The best part? Cryptography and blockchain can be baked into the underlying digital advertising infrastructure, which will automate this entire process and create a system with privacy-by-design. But the only way to integrate these technologies and drive mainstream adoption is through the unification, education, and collaboration of key industry stakeholders.

Long-term fixes take time, but the value prop for publishers and advertisers is evident. And maybe the GDPR and CCPA regulations are the push the industry needs to join forces and work toward a long-term solution.

Confidence in Data Depends on Confidence in Analysis

It’s striking how marketing organizations — specifically, data-driven marketing organizations — seek to overcome challenges in people, platforms, partners and processes through analytics.

Push-me, pull-you. Chicken or egg?

Data or Analytics?

As I continue discussion on the “The Data-Centric Organization 2018” research report (Winterberry Group, in partnership with the Data and Marketing Association and IAB [Interactive Advertising Bureau] Data Center for Excellence, it is striking how marketing organizations — specifically, data-driven marketing organizations — seek to overcome challenges in people, platforms, partners and processes through analytics.

Data and Analytics in marketing
“The Data-Centric Organization 2018” | Credit: The Winterberry Group by The Winterberry Group

Analytics spending may be tiny (just 2 percent of data services budgets, according to another Winterberry Group report, “The State of Data 2017”) but the significance of data analytics cannot be understated. We all want it, need it and compete for it in a tight pool for talent, because smarter data activation — predictive models, marketing attribution, triggers (and more), what we might call data strategies — depends on it.

Ad tech and marketing tech are inviting, but they require professionals with analytics fluency in order to flourish.

The report states, “As reported in 2016, practitioners consider data analytics the most critical skill to support the future of their data-driven marketing efforts; however, emphasis on data management and processing has increased, and technology/IT has declined in priority.”

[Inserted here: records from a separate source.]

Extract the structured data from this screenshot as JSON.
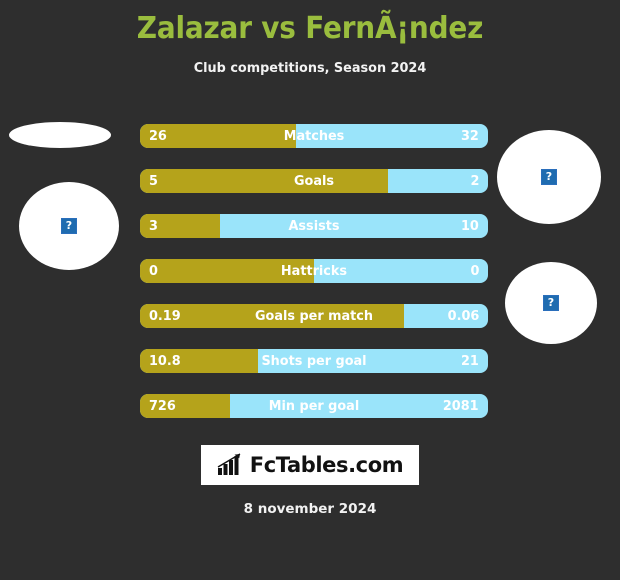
{
  "header": {
    "title": "Zalazar vs FernÃ¡ndez",
    "subtitle": "Club competitions, Season 2024",
    "title_color": "#9abd3e"
  },
  "theme": {
    "background": "#2e2e2e",
    "home_color": "#b5a31b",
    "away_color": "#9ae4fa",
    "text_color": "#ffffff"
  },
  "crests": {
    "home_top": {
      "placeholder": "?"
    },
    "home_main": {
      "placeholder": "?"
    },
    "away_top": {
      "placeholder": "?"
    },
    "away_main": {
      "placeholder": "?"
    }
  },
  "chart_data": {
    "type": "bar",
    "title": "Zalazar vs FernÃ¡ndez",
    "subtitle": "Club competitions, Season 2024",
    "orientation": "horizontal-diverging",
    "legend": [
      "Zalazar",
      "FernÃ¡ndez"
    ],
    "categories": [
      "Matches",
      "Goals",
      "Assists",
      "Hattricks",
      "Goals per match",
      "Shots per goal",
      "Min per goal"
    ],
    "series": [
      {
        "name": "Zalazar",
        "color": "#b5a31b",
        "values": [
          26,
          5,
          3,
          0,
          0.19,
          10.8,
          726
        ],
        "labels": [
          "26",
          "5",
          "3",
          "0",
          "0.19",
          "10.8",
          "726"
        ]
      },
      {
        "name": "FernÃ¡ndez",
        "color": "#9ae4fa",
        "values": [
          32,
          2,
          10,
          0,
          0.06,
          21,
          2081
        ],
        "labels": [
          "32",
          "2",
          "10",
          "0",
          "0.06",
          "21",
          "2081"
        ]
      }
    ],
    "fill_percent": [
      44.8,
      71.4,
      23.1,
      50,
      76,
      34,
      25.9
    ]
  },
  "rows": [
    {
      "label": "Matches",
      "left": "26",
      "right": "32",
      "fill": 44.8
    },
    {
      "label": "Goals",
      "left": "5",
      "right": "2",
      "fill": 71.4
    },
    {
      "label": "Assists",
      "left": "3",
      "right": "10",
      "fill": 23.1
    },
    {
      "label": "Hattricks",
      "left": "0",
      "right": "0",
      "fill": 50
    },
    {
      "label": "Goals per match",
      "left": "0.19",
      "right": "0.06",
      "fill": 76
    },
    {
      "label": "Shots per goal",
      "left": "10.8",
      "right": "21",
      "fill": 34
    },
    {
      "label": "Min per goal",
      "left": "726",
      "right": "2081",
      "fill": 25.9
    }
  ],
  "logo": {
    "text": "FcTables.com",
    "icon": "bar-chart-growth-icon"
  },
  "footer": {
    "date": "8 november 2024"
  }
}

While it’s popular to think that brands are pulling more and more data skill sets in-house, there is actually good news for at least some third-party agencies, consultants and ad partners in this quest for analytics prowess: “Data users credit their supply chain partners with supporting their efforts to derive value from the use of data,” the report concludes, “ … and are helpful when it comes to optimizing the use of marketing technology, as well.” Thus, success in audience activation depends on these partners.

Nonetheless, deepening analytics bench strength is a near-universal concern, both in-house and among marketing service providers. Until such expertise is attained, marketers will remain only moderately confident in the marketing tech and ad tech in which they invest.

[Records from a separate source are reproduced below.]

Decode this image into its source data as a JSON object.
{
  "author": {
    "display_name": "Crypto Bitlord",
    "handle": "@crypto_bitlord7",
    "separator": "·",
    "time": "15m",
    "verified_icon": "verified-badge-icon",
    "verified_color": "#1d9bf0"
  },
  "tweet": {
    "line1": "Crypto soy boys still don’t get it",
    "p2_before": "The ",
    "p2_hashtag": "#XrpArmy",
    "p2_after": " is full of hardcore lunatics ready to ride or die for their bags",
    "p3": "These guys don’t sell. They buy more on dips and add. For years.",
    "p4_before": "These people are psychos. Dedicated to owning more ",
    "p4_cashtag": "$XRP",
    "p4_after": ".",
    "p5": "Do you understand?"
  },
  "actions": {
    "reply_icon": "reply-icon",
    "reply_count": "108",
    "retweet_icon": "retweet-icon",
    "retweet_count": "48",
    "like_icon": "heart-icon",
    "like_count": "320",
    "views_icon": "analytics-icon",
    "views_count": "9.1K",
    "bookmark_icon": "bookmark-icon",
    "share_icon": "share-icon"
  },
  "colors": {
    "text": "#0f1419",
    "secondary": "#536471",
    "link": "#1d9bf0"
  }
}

So how do we get to a better place? Analytics consultancies are playing a “foremost role in supporting data activation,” followed by third-party data managers and in-house database managers. Organizations say they are becoming less reliant on brand agencies, media agencies and marketing strategy consultancies in this regard — perhaps indicative of the high regard given to data intelligence and to firms that live and breathe data in their everyday practice.

Can we do it? It’s going to take time — and talent — to get our people and skill sets caught up to our tech. I’m a big believer in STEM and marketing education to help us achieve our data-driven storytelling dreams. But we’re talking thousands of such professionals in need. That may mean not only attracting legions of college students to our field, but also boning up in mass the skills of existing current marketing practitioners — supplemented, perhaps, by artificial intelligence and AI’s own skilled handlers.

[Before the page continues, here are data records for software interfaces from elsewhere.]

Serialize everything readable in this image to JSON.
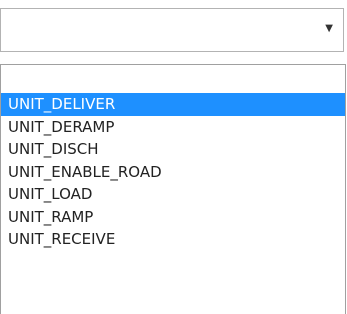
{
  "select": {
    "value": "",
    "icon": "chevron-down-icon",
    "chevron_glyph": "▼"
  },
  "dropdown": {
    "selected_index": 0,
    "selected_color": "#1e90ff",
    "options": [
      "UNIT_DELIVER",
      "UNIT_DERAMP",
      "UNIT_DISCH",
      "UNIT_ENABLE_ROAD",
      "UNIT_LOAD",
      "UNIT_RAMP",
      "UNIT_RECEIVE"
    ]
  }
}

For marketing to thrive — it has to be data-driven. We do not have the luxury of choice.